▶ **Exercise instructions**
From the entries that follow, copy each line in which "subtitle" appears.

:: Given information ::

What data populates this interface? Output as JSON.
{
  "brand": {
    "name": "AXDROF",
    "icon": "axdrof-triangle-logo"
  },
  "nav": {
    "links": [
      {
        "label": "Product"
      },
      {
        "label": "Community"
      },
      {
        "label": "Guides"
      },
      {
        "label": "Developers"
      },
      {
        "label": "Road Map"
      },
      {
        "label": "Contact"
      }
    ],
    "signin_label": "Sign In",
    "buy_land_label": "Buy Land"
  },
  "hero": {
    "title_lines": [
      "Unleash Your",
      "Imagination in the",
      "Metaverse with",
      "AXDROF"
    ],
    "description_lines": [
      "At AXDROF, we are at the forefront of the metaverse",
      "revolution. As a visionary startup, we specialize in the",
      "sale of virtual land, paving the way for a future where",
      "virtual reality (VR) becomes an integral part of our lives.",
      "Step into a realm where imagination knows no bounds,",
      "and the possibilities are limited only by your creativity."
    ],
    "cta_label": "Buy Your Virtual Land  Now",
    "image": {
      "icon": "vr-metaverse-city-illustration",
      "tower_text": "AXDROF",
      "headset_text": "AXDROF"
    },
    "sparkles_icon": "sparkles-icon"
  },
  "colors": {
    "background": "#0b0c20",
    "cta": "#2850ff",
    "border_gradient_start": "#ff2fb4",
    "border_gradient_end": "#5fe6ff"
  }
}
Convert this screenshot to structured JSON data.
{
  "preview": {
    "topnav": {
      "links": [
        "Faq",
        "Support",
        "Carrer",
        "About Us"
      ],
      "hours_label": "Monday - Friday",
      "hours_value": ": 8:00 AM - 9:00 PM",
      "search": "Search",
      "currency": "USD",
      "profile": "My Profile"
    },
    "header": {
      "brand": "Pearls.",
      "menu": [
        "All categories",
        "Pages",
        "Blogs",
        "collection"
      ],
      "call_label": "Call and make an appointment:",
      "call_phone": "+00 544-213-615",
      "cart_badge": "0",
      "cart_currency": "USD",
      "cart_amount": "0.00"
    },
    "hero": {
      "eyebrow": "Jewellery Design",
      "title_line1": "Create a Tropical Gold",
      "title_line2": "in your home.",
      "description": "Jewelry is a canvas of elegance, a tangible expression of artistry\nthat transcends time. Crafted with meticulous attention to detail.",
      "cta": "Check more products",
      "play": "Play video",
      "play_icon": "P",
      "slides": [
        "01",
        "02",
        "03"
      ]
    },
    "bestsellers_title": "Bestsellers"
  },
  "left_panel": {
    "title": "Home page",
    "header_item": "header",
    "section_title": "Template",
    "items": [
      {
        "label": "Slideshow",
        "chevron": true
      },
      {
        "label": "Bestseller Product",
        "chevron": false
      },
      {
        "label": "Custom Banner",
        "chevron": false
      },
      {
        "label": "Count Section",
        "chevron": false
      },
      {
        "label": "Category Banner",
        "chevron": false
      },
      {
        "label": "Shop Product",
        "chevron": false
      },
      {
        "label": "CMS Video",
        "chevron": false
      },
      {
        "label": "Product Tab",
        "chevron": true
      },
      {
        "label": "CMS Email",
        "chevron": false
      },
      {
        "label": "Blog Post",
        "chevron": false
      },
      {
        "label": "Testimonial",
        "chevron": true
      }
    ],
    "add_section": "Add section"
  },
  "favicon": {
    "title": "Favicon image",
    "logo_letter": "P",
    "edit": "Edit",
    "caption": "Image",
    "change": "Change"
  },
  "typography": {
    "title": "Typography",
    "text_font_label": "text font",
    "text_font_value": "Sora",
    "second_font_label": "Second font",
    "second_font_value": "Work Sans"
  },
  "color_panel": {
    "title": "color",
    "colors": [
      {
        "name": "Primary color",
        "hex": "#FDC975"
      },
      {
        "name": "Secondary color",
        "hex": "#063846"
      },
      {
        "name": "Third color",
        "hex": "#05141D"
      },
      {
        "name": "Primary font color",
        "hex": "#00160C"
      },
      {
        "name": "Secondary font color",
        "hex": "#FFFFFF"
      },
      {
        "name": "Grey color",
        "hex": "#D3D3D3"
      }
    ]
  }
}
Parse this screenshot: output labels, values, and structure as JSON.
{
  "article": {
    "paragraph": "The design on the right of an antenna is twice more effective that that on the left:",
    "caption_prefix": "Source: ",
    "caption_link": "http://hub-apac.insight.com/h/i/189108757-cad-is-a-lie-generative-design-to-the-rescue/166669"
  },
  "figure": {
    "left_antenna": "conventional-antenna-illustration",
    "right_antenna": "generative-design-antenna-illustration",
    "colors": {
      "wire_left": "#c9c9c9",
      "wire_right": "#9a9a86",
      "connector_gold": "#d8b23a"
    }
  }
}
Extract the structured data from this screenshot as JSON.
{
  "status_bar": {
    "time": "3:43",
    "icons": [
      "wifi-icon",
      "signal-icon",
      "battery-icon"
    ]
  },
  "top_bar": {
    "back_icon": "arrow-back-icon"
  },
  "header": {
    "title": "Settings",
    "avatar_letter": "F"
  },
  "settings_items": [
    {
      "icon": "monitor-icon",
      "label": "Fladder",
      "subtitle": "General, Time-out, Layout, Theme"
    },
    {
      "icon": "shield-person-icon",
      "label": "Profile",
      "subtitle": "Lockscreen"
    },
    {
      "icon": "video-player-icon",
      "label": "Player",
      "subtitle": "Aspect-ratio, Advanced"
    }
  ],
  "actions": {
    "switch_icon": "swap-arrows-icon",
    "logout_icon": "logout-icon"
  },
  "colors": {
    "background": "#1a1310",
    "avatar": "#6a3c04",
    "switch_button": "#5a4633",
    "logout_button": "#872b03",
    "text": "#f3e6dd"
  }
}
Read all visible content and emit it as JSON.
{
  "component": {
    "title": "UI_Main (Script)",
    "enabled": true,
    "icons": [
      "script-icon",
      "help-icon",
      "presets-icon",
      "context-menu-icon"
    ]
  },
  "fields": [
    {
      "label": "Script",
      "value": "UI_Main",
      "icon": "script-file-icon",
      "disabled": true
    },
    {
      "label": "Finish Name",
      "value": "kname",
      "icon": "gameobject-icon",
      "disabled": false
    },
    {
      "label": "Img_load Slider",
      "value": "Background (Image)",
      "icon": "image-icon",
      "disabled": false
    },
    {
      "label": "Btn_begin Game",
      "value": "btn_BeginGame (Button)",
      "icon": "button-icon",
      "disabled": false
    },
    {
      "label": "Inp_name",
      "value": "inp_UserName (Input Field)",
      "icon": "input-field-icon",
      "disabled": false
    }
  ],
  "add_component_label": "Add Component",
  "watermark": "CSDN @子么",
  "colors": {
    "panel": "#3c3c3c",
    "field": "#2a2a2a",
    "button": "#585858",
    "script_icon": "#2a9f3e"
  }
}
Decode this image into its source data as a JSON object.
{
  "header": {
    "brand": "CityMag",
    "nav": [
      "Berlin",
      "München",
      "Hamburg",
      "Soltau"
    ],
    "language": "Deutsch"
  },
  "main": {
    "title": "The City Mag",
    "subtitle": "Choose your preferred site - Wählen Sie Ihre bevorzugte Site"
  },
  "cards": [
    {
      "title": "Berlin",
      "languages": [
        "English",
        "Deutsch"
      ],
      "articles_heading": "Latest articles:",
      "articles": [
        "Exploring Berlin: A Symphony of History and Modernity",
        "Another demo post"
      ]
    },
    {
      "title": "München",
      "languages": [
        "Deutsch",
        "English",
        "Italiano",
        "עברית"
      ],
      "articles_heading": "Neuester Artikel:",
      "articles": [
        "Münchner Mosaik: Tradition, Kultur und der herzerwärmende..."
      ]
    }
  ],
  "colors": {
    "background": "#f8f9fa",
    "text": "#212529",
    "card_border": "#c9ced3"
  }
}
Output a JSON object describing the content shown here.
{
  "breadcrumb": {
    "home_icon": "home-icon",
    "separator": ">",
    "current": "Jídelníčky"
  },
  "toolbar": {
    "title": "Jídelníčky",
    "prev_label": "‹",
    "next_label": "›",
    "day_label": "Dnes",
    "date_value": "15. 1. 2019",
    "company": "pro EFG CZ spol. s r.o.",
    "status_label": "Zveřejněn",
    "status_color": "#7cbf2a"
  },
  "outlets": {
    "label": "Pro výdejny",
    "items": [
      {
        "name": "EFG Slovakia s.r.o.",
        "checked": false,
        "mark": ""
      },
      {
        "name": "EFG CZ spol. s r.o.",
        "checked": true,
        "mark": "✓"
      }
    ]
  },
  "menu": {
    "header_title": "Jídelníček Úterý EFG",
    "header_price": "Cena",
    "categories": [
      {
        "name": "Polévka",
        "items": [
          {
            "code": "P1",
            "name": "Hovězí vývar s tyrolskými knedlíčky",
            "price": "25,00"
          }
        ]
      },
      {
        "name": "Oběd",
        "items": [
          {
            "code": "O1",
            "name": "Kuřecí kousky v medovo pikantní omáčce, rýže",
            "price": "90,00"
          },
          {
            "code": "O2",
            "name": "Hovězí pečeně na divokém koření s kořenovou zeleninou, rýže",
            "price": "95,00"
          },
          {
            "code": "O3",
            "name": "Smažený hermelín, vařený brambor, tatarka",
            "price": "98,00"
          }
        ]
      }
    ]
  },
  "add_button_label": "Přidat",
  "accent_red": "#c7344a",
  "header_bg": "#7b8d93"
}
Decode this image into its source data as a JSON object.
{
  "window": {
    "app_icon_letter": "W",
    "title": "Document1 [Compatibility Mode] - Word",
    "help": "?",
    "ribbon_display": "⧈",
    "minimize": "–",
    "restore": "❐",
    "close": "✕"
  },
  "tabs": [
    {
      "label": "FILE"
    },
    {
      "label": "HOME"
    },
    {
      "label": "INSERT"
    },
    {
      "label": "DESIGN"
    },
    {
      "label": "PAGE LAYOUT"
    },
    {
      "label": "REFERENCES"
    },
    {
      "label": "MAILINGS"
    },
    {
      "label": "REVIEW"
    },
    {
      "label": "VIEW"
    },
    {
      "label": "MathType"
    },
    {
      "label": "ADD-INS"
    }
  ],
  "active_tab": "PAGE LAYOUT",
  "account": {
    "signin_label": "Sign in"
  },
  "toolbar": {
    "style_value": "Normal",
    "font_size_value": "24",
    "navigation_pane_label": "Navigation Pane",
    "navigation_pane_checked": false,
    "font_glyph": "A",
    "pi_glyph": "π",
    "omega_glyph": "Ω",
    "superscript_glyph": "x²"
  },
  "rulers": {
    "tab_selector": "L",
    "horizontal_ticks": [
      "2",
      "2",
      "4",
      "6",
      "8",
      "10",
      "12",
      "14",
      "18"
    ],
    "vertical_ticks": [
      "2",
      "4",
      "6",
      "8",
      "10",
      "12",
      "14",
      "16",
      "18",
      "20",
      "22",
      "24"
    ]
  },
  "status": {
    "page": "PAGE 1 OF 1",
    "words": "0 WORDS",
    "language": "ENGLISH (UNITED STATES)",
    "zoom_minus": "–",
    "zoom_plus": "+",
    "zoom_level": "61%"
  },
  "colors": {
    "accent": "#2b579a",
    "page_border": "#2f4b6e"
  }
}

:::

▶ **Response**
      "subtitle": "General, Time-out, Layout, Theme"
      "subtitle": "Lockscreen"
      "subtitle": "Aspect-ratio, Advanced"
    "subtitle": "Choose your preferred site - Wählen Sie Ihre bevorzugte Site"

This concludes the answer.